More than two years ago, as Myanmar’s coup unfolded, open-source content provided unique insight into what was happening in the country and the battlelines that were soon to emerge. Live from a roundabout in the capital of Naypyidaw, exercise instructor Khing Hnin Wai unwittingly captured and disseminated live footage of the coup taking place via Facebook. For a brief period, images of Khing Hnin Wai dancing in front of a military convoy became symbolic of Myanmar’s struggle to maintain democracy.
Here at Myanmar Witness, we use user-generated, openly available content like this to identify, verify and report on events across Myanmar involving abuses of human rights and contraventions of international law. We let the evidence speak for itself when we publish the results of our investigations, collaborate with media and share evidence with justice and accountability mechanisms.
Content we examine is rarely as innocuous as Khing Hnin Wai‘s video. Since our inception as one of the witness projects at the Centre for Information Resilience, we have used imagery from social media, geospatial providers, and other forms of ‘open’ sources to contribute towards accountability for crimes being committed. These include horrific beheadings, the widespread intentional use of fire, the impact of the conflict on sites with special protections, and at a scale and sophistication beyond what we see in our other witness projects — hate speech and doxxing.

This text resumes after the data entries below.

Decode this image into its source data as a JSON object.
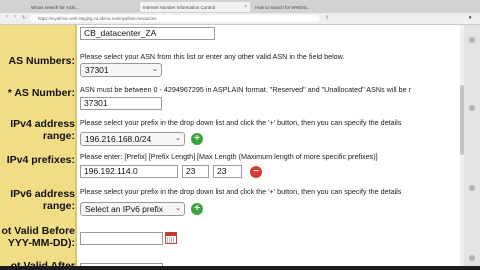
{
  "browser": {
    "tabs": [
      {
        "label": "Whois search for ASN..."
      },
      {
        "label": "Internet Number Information Control"
      },
      {
        "label": "How to search for WHOIS..."
      }
    ],
    "url": "https://myafrinic-web.staging.ca.afrinic.net/myafrinic/resources"
  },
  "form": {
    "asname_value": "CB_datacenter_ZA",
    "as_numbers": {
      "label": "AS Numbers:",
      "help": "Please select your ASN from this list or enter any other valid ASN in the field below.",
      "selected": "37301"
    },
    "as_number": {
      "label": "* AS Number:",
      "help": "ASN must be between 0 - 4294967295 in ASPLAIN format. \"Reserved\" and \"Unallocated\" ASNs will be r",
      "value": "37301"
    },
    "ipv4_range": {
      "label_line1": "IPv4 address",
      "label_line2": "range:",
      "help": "Please select your prefix in the drop down list and click the '+' button, then you can specify the details",
      "selected": "196.216.168.0/24"
    },
    "ipv4_prefixes": {
      "label": "IPv4 prefixes:",
      "help": "Please enter: [Prefix] [Prefix Length] [Max Length (Maximum length of more specific prefixes)]",
      "prefix": "196.192.114.0",
      "length": "23",
      "max_length": "23"
    },
    "ipv6_range": {
      "label_line1": "IPv6 address",
      "label_line2": "range:",
      "help": "Please select your prefix in the drop down list and click the '+' button, then you can specify the details",
      "selected": "Select an IPv6 prefix"
    },
    "not_valid_before": {
      "label_line1": "ot Valid Before",
      "label_line2": "YYY-MM-DD):",
      "value": ""
    },
    "not_valid_after": {
      "label": "ot Valid After"
    }
  },
  "icons": {
    "add": "+",
    "remove": "−",
    "chevron": "⌃"
  }
}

Doxxing exposes the private information of individuals, such as addresses, phone numbers and more, without their consent. In Myanmar it is done with the intent to intimidate, spread fear and suppress voices. Doxxing has become the digital manifestation of the real-world violence faced by thousands of people in Myanmar everyday. Our findings have repeatedly shown that in Myanmar, the internet is being used as a weapon – and this is steeped in history. Facebook was widely used as a vehicle for the promotion of hate speech and incitement to violence during the Rohingya crisis, which led to the social media company admitting failings in the way it handled content on its platform.
In January this year, following an investigation into online abuse against Burmese women, we released our Digital Battlegrounds report, which showed how the situation is worsening. Its findings were damning: Facebook and Telegram were hosting politically-motivated abuse targeted at Burmese women. Abuse included real-world threats of violence, gendered hate speech and sexually violent commentary. The source of this content was clear – pro-Myanmar Military accounts and users.
To their credit, and in response to Myanmar Witness and BBC outreach, both Meta and Telegram removed a large amount of content which violated their respective terms of service. However, in the case of Telegram, soon after some accounts were removed or suspended, new ones emerged to take their place. Identifying online abusers and their violent content continues to be painstaking and tedious work.
The online information environment in Myanmar has been, and continues to be, part of the conflict. In the wake of an airstrike by the Myanmar Air Force against Pa Zi Gyi village in April 2023, the darkness of Myanmar’s digital conflict resurfaced. With some media reporting more than 160 dead it was one of the worst airstrikes seen in Myanmar and led to an outpouring of domestic and international sympathy and condemnation.
In Myanmar, a ‘black profile’ campaign emerged online, mourning the victims of the attack. Today’s report by Myanmar Witness investigators shows just how the military regime retaliated with a brutal crackdown — online and offline — against those who dared to show sympathy. For engaging in non-violent online protest, individuals were met with arrests, threats and physical violence. Both their digital and real-world voices were silenced.
Pro-junta groups doxxed those who protested digitally as online sympathy grew in the wake of the airstrike. We found a link: at least 11 of the 20 individuals who were doxxed were then arrested for their activities on Facebook within days of being exposed by pro-junta Telegram channels. They were among a total of 69 people who were arrested within three weeks of the airstrike. In the vast majority of cases, social media activity was the stated reason for their arrest by the authorities.
Some months following their arrest, five individuals who were influential and well-known — a former journalist and several celebrities — were released. Multiple pro-junta Telegram channels hinted at their release before it occurred, indicating information sharing, if not coordination, between these channels and the military authorities. The fate of the more than 60 others detained in the same period remains unclear. Our research only scratches the surface of the vicious digital and physical conflict in Myanmar, and there are no signs of it abating.
While those who incite and intimidate online are ultimately responsible, inadequate moderation of content by social media platforms is part of the problem, as is the protracted war in Myanmar which recycles and reinforces the online violence. While others go online to perpetuate conflict, we at Myanmar Witness will continue to use digital content to identify, verify and report on the conflict, and to ensure that those at risk of being silenced have their voices heard.